Kimata has reported that laughter has significant impact on a number of skin pathologies in particular atopic dermatitis. In Kimata’s earlier studies, funny videos, Charlie Chaplin and Mr. Bean, were used to trigger laughter. In this current trial, laughter was self-induced; the authors believe that the brain responds the same to both self-induced and externally stimulated laughter. This idea that all laughter has the same effect though is still just an assumption.
Laughter up-regulates the genes that control natural killer cells. This increase in natural killer cell activity associated with this up-regulation appears to be more related to how much the subjects enjoyed the movie rather than the intensity of the laughter viewing provoked, that “…. the experiential aspects of laughter rather than with the expressive aspects”  , raising the question as to why the authors of the current radiation study chose to exclude experimental subjects who were inadequately mirthful in appearance.
A study conducted last year in Iran and published in January 2015 reports that laughter therapy was associated with improvements in, “… factors such as general health (P=0.001), somatic symptoms (P=0.001), insomnia and anxiety.” This was a randomized controlled trial that had enrolled 72 senior citizens who attended events at a senior center. Half were enrolled into an experimental laughter group and half served as controls. Data were collected using a General Health Questionnaire. The experimental group attended laughter therapy programs consisting of 90-minute sessions twice a week for 6 weeks.
Laughter may not have been definitively proven to reduce radiation dermatitis but as it has clear benefit for general health, it still seems prudent to encourage this therapy.
Few patients have easy access to the sort of ‘laughter therapy sessions’ employed in these trials but most, if not all, do have access to online videos and movies these days. The later may be as if not more effective. In our practice we encourage patients to watch something online that makes them laugh for 30 minutes a day. We also encourage them to engage regularly in the rather old fashioned practice of telling jokes.
Our experience is that laughter therapy does actually have side effects; patients who actively utilize this therapy appear to be happier and have an easier time getting through all of their therapies. This might not be statistically significant all of the time, but it is clinically significant.
1. Kong M, Shin SH, Lee E, Yun EK. The effect of laughter therapy on radiation dermatitis in patients with breast cancer: a single-blind prospective pilot study.

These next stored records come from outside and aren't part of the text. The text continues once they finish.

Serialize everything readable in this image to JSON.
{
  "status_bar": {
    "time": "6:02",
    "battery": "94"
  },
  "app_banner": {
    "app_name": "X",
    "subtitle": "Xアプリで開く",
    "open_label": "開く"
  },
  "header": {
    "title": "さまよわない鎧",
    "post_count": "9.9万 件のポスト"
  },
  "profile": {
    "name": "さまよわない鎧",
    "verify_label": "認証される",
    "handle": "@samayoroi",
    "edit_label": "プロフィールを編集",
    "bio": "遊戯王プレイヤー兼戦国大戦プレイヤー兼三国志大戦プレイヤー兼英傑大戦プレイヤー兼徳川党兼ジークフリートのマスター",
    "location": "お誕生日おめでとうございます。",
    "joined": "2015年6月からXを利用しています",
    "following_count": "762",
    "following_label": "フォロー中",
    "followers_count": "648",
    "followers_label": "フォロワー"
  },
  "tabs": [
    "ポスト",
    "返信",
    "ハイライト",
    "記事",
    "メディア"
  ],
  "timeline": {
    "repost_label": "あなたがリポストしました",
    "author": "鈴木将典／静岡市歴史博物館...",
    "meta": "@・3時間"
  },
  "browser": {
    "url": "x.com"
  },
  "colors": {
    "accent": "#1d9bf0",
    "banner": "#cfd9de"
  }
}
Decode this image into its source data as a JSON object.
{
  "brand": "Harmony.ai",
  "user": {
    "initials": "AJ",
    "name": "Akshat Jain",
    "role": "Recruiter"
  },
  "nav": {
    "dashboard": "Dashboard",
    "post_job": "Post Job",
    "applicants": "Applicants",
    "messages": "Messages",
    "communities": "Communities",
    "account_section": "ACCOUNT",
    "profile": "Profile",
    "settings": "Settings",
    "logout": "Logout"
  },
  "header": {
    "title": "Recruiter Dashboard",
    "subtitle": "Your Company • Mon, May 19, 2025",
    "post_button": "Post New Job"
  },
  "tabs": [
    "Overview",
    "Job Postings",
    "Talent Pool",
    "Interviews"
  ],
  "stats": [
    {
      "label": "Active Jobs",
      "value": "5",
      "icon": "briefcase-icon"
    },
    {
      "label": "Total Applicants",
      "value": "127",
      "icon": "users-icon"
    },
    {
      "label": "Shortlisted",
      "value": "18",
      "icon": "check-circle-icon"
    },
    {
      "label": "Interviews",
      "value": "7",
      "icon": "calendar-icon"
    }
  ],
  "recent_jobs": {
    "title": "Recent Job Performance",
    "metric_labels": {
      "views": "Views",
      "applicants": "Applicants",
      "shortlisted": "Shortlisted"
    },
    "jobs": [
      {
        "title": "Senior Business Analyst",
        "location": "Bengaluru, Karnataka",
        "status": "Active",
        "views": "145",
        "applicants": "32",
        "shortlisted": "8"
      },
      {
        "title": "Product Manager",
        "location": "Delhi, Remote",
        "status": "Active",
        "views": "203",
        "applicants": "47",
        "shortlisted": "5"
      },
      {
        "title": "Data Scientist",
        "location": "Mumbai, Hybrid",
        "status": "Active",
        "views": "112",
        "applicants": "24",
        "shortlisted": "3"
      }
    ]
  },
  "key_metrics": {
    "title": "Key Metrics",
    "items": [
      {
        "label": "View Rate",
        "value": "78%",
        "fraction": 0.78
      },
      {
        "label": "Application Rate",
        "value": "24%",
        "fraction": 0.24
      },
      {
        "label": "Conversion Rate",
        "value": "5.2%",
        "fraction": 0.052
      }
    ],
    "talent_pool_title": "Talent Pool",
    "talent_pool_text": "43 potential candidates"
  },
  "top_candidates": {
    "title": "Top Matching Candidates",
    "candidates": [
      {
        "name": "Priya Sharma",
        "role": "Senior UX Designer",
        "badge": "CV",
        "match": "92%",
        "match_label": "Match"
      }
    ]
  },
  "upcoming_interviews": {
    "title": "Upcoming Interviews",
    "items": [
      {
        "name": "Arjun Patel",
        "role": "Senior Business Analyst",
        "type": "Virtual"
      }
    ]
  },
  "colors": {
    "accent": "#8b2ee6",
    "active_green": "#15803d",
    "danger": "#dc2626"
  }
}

Onco Targets Ther. 2014 Nov 4;7:2053-9. doi: 10.2147/OTT.S72973. eCollection 2014.
2. Mora-Ripoll R. The therapeutic value of laughter in medicine. Altern Ther Health Med. 2010 Nov-Dec;16(6):56-64.
3. Sakamoto S, Ishii H, Murakami K. Hayashi T, Tsujii S, Iburi T, Tamanaha T, et al. Laughter up-regulates the genes related to NK cell activity in diabetes. Biomed Res. 2007 Dec;28(6):281-5.
4. Takahashi K, Iwase M, Yamashita K, Tatsumoto Y, Ue H, Kuratsune H, Shimizu A, et al. The elevation of natural killer cell activity induced by laughter in a crossover designed study. Int J Mol Med. 2001 Dec;8(6):645-50.
5. Ghodsbin F, Sharif Ahmadi Z, Jahanbin I, Sharif F. The effects of laughter therapy on general health of elderly people referring to jahandidegan community center in shiraz, iran, 2014: a randomized controlled trial. Int J Community Based Nurs Midwifery. 2015 Jan;3(1):31-8.